Capturing atmospheric carbon dioxide from agricultural soil is a way to restore soil health while returning carbon levels to those prior to the Industrial Revolution, according to the U.N.’s Intergovernmental Panel on Climate Change.

Today many environmental experts say agricultural farming emits 25% to 35% of all CO2 into the atmosphere — more than all modes of transportation combined. The trend has contributed to extreme changes in weather that are reducing crop yields and making livestock more vulnerable to disease. All this threatens the global food supply as demand from a booming global population grows.

“The potential for agricultural soils to capture and store atmospheric carbon dioxide is the most hopeful solution I know of to address climate change,” said David Perry, Indigo’s CEO. “The technology and know-how for regenerative farming already exists, so we can begin to make a difference right now.”

“And this can be done on a massive scale,” says the company’s co-founder and chief innovation officer, Geoffrey von Maltzahn.

These practices include minimal tillage of the soil, cover cropping, crop rotations, using fewer chemicals and fertilizers, and incorporating livestock grazing.
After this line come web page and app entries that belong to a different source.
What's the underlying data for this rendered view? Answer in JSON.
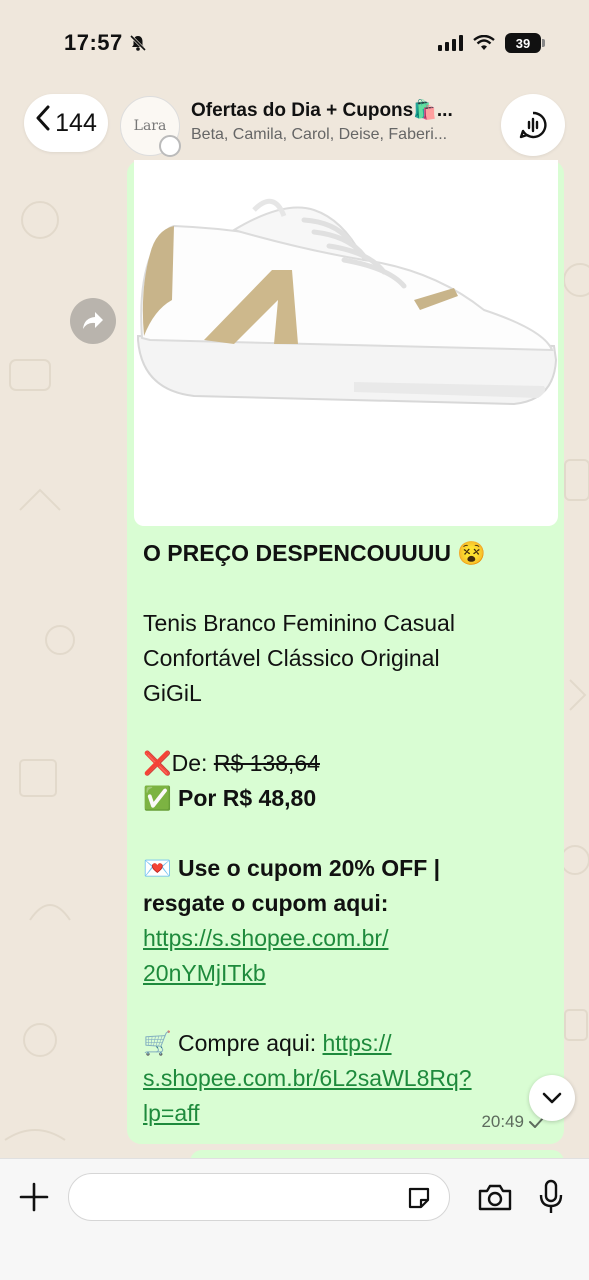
{
  "status_bar": {
    "time": "17:57",
    "battery": "39"
  },
  "header": {
    "back_count": "144",
    "avatar_text": "Lara",
    "chat_title": "Ofertas do Dia + Cupons🛍️...",
    "members": "Beta, Camila, Carol, Deise, Faberi..."
  },
  "message": {
    "headline": "O PREÇO DESPENCOUUUU 😵",
    "product_line1": "Tenis Branco Feminino Casual",
    "product_line2": "Confortável Clássico Original",
    "product_line3": "GiGiL",
    "old_price_prefix": "❌De: ",
    "old_price": "R$ 138,64",
    "new_price": "✅ Por R$ 48,80",
    "coupon_line1": "💌 Use o cupom 20% OFF |",
    "coupon_line2": "resgate o cupom aqui:",
    "coupon_link_line1": "https://s.shopee.com.br/",
    "coupon_link_line2": "20nYMjITkb",
    "buy_prefix": "🛒 Compre aqui: ",
    "buy_link_line1": "https://",
    "buy_link_line2": "s.shopee.com.br/6L2saWL8Rq?",
    "buy_link_line3": "lp=aff",
    "time": "20:49",
    "status_icon": "check-icon"
  },
  "input": {
    "value": "",
    "placeholder": ""
  },
  "colors": {
    "bubble": "#d9fdd3",
    "link": "#1e8a3c",
    "background": "#efe7dc"
  }
}
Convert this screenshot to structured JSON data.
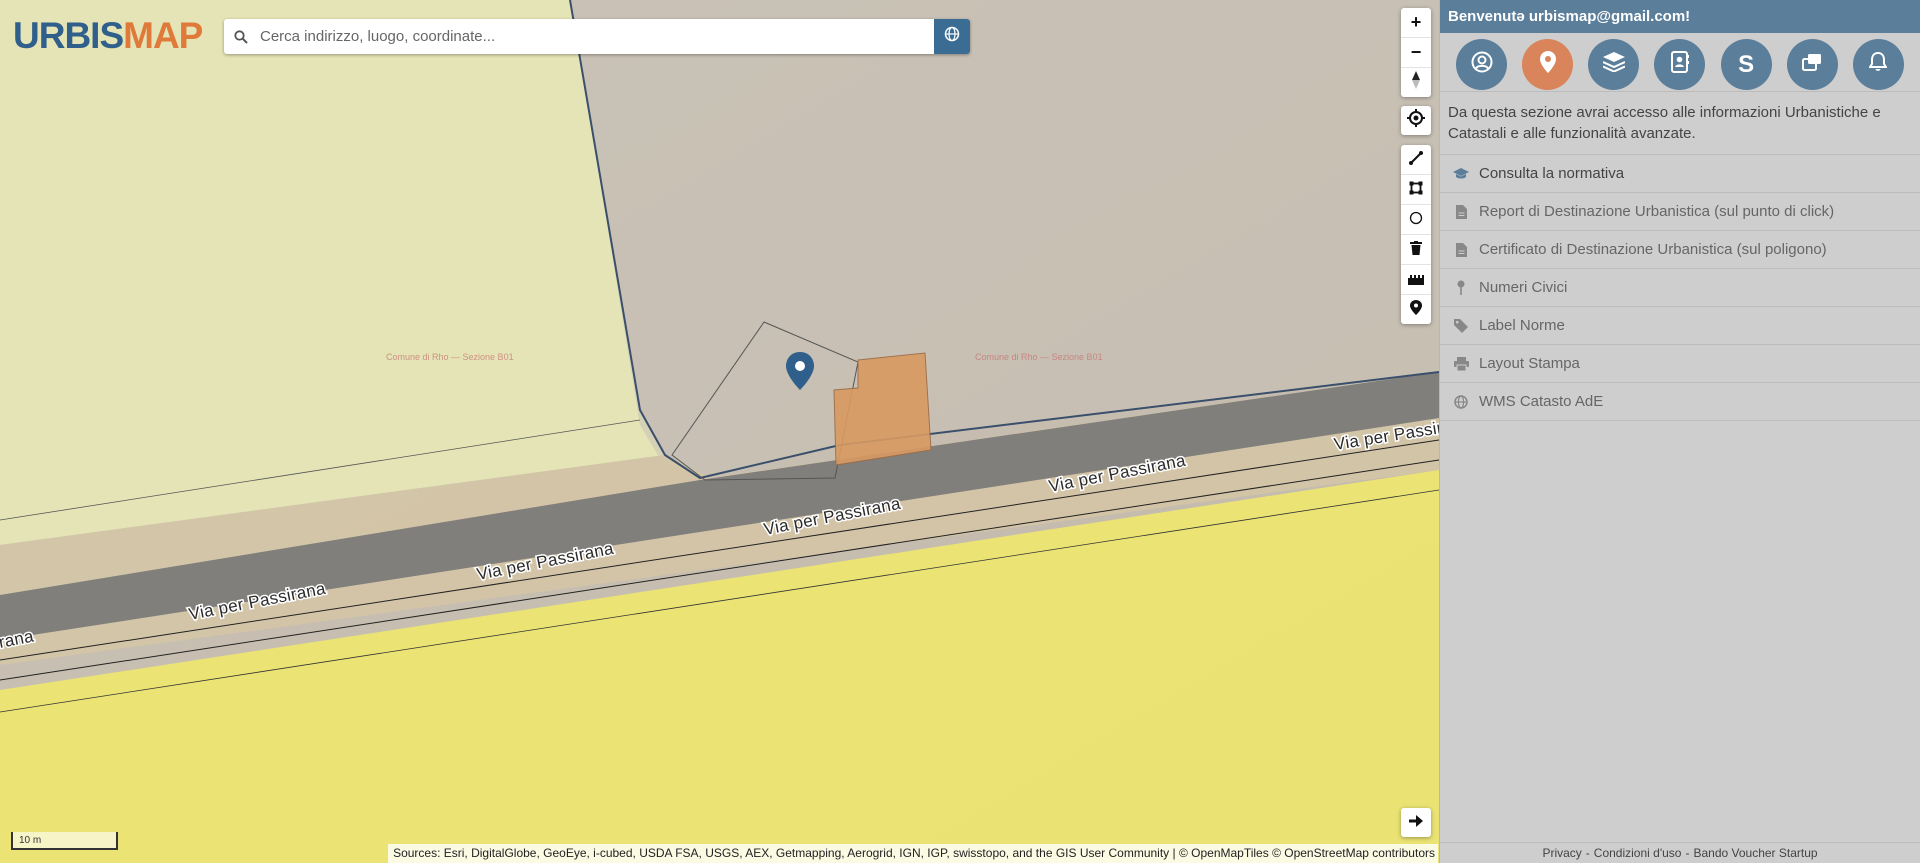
{
  "logo": {
    "part1": "URBIS",
    "part2": "MAP"
  },
  "search": {
    "placeholder": "Cerca indirizzo, luogo, coordinate..."
  },
  "map": {
    "road_labels": [
      "Via per Passirana",
      "Via per Passirana",
      "Via per Passirana",
      "Via per Passirana",
      "Via per Passira",
      "rana"
    ],
    "parcel_labels": [
      "Comune di Rho — Sezione B01",
      "Comune di Rho — Sezione B01"
    ],
    "scale_label": "10 m",
    "attribution": "Sources: Esri, DigitalGlobe, GeoEye, i-cubed, USDA FSA, USGS, AEX, Getmapping, Aerogrid, IGN, IGP, swisstopo, and the GIS User Community | © OpenMapTiles © OpenStreetMap contributors",
    "colors": {
      "zone_green": "#e6e7b6",
      "zone_yellow": "#eee66f",
      "building": "#d99a62",
      "marker": "#2f5f8a"
    }
  },
  "controls": {
    "zoom_in": "+",
    "zoom_out": "−",
    "icons": [
      "compass-icon",
      "locate-icon",
      "measure-line-icon",
      "measure-area-icon",
      "measure-circle-icon",
      "trash-icon",
      "ruler-icon",
      "pin-icon",
      "arrow-right-icon"
    ]
  },
  "sidebar": {
    "welcome": "Benvenutə urbismap@gmail.com!",
    "nav_icons": [
      "user-icon",
      "map-marker-icon",
      "layers-icon",
      "contact-book-icon",
      "s-icon",
      "windows-icon",
      "bell-icon"
    ],
    "s_label": "S",
    "intro": "Da questa sezione avrai accesso alle informazioni Urbanistiche e Catastali e alle funzionalità avanzate.",
    "items": [
      {
        "label": "Consulta la normativa",
        "icon": "graduation-cap-icon"
      },
      {
        "label": "Report di Destinazione Urbanistica (sul punto di click)",
        "icon": "file-icon"
      },
      {
        "label": "Certificato di Destinazione Urbanistica (sul poligono)",
        "icon": "file-icon"
      },
      {
        "label": "Numeri Civici",
        "icon": "map-pin-icon"
      },
      {
        "label": "Label Norme",
        "icon": "tag-icon"
      },
      {
        "label": "Layout Stampa",
        "icon": "printer-icon"
      },
      {
        "label": "WMS Catasto AdE",
        "icon": "globe-icon"
      }
    ],
    "footer": {
      "privacy": "Privacy",
      "terms": "Condizioni d'uso",
      "voucher": "Bando Voucher Startup",
      "separator": "-"
    }
  }
}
These are all ways to increase soil’s carbon content and water retention so less CO2 is released into the atmosphere.

As Maltzahn explains, soils play a key role in the carbon cycle by soaking up carbon from dead plant matter. Plants absorb CO2 from the atmosphere through photosynthesis and pass carbon to the ground when dead roots and leaves decompose. But it can cause carbon to be released from the soil at a faster rate than it is replaced. This net release of carbon to the atmosphere contributes to global warming. MORE

Volvo’s sporty looking Vera self-driving electric truck will go to work in Sweden

This is disruptive technology for the transportation industry. In Canada more than 280,000 drivers are employed in trucking even as the trucking industry is facing a shortage of drivers. Amazon has recently cloned a neighbourhood  to test its delivery robots. Huge changes are coming.

1860×1050-vera-in-port

The Vera autonomous, electric truck from Volvo’s trucking subsidiary is not what you might expect in a transport truck — it looks like a road-hugging sportscar, something emphasized by its lack of a place for humans to sit. The real reason it looks like this is that it’s totally self-driving, however — and tailor-made for use in specific situations like serving the Swedish port in Gothenburg where it’ll soon begin operations.

Vera’s inaugural job will be to move goods packed in cargo trailers from a logistics center to the actual port terminal, where it’ll be loaded onto boats for transport. This first commercial use of the connected, electric freight-moving vehicle will be done in partnership with logistics company DFDS.

Use of the Vera will make up one part of a larger connected system to move goods from the logistics center to distribution destinations around the world. They’ll operate autonomously but be monitored by a central operator working out of a control tower, and they’ll be operating at a top speed of only around 24 mph. MORE